This has brought joy to many people’s hearts in different countries who were having difficulty coping with the situation. Numerous individuals are raising a glass to better days and uttering the traditional toast cheers.
Meaning and History of the Word Cheer
Cheer is a happy word attached to celebrations and friendship. Additionally, the term is used in supporting a sports team or a sportsperson. Furthermore, cheer is used when someone is trying to lift the spirits of someone who’s sad.
In the past, however, the word cheer was not all about joy and comfort. Sometimes the word embraced far sadder emotions as well. The story of cheer began in ancient times with the Latin ‘cara’ meaning head or face. Centuries later, the word cheer traveled into French. In French, the word cheer was known as ‘cheir.’ From French, the word traveled onto English as ‘cheer.’
When the word first traveled into English in the past, it was used to describe someone’s facial expression. Individuals used the term to particularly describe the reflection on someone’s face of their inner feelings. The feeling of happiness, calm, anger, or melancholy, and many others could be described using the word cheer.
Early References of the Word Cheer
Most of the early references of the word cheer linger on the term’s utilization to describe sadness. For instance, the term cheer is utilized in a 15th-century reworking of the story of King Arthur.
In the story, Sir Lancelot is described as departing suddenly with a heavy cheer. Others in the same period are described as having a sad and sori cheer. Additionally, some individuals in the story are described to have a waylinge and lamentable cheer.
After a couple of centuries passed, the noun cheer took on a happier note. To cheer someone on was to shout words of encouragement from the sidelines. While as early as the 19th century, to give three cheers was to celebrate a triumph or achievement. In the same 19th century, what cheer was a common greeting used to mean how are you. The phrase what cheer eventually got worn down to wotcha as the years went by.
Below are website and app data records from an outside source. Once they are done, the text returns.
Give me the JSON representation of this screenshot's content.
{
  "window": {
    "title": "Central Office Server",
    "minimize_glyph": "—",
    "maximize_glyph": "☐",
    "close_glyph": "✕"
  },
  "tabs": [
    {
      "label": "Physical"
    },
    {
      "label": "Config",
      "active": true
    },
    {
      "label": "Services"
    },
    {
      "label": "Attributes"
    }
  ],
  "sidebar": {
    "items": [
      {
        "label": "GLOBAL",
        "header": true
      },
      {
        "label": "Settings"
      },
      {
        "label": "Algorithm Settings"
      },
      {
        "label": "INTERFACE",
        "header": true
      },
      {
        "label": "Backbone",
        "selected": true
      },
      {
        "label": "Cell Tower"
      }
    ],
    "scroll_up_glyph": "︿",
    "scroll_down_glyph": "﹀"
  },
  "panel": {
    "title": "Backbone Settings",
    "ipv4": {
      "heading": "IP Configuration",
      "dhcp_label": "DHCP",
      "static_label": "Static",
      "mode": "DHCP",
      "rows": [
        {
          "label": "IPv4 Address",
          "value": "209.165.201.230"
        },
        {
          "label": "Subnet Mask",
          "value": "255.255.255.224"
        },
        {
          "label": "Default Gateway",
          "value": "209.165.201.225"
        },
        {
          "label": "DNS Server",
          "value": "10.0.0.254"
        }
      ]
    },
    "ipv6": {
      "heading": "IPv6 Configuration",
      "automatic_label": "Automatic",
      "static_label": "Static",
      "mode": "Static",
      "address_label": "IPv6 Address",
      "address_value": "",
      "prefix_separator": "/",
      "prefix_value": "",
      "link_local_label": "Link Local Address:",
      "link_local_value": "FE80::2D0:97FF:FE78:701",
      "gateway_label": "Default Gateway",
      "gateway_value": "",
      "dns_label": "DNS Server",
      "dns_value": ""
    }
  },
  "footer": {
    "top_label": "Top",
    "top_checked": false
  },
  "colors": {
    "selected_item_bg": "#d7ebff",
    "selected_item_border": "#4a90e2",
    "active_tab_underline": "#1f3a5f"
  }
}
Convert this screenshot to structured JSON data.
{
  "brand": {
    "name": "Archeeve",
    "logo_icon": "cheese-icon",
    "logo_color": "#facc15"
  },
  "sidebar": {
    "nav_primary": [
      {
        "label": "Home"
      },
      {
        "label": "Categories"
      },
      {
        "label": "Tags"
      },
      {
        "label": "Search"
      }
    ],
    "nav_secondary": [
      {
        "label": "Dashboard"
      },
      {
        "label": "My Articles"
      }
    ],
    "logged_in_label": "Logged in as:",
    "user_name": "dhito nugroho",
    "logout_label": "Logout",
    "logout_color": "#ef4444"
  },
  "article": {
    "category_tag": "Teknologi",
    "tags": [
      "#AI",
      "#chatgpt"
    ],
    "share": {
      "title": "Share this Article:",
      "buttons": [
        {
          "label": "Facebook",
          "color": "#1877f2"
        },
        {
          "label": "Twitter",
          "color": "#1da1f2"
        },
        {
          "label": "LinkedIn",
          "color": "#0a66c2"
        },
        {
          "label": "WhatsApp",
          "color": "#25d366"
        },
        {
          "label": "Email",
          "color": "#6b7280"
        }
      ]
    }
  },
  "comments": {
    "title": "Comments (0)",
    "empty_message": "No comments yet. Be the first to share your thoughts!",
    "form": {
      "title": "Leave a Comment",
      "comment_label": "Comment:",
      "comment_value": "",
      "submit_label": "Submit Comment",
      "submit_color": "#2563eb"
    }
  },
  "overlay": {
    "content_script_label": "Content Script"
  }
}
Use of the Word Cheers in a Toast
Numerous people nowadays utter the word cheers as a sign-off, meaning thank you. Originally, however, uttering cheers as a sing-off meant wishing someone good cheer upon parting. Additionally, many people use the word cheers nowadays as a toast. Several people, however, don’t know about the history of the phrase toast.
The word toast goes back to the medieval tradition of adding spiced toast to wine at a celebration. The person being toasted was thought to add flavor to the gathering just as the toast did to the wine. So whenever someone uses the word cheers as a toast, they want to celebrate someone or something important to them that brings them joy.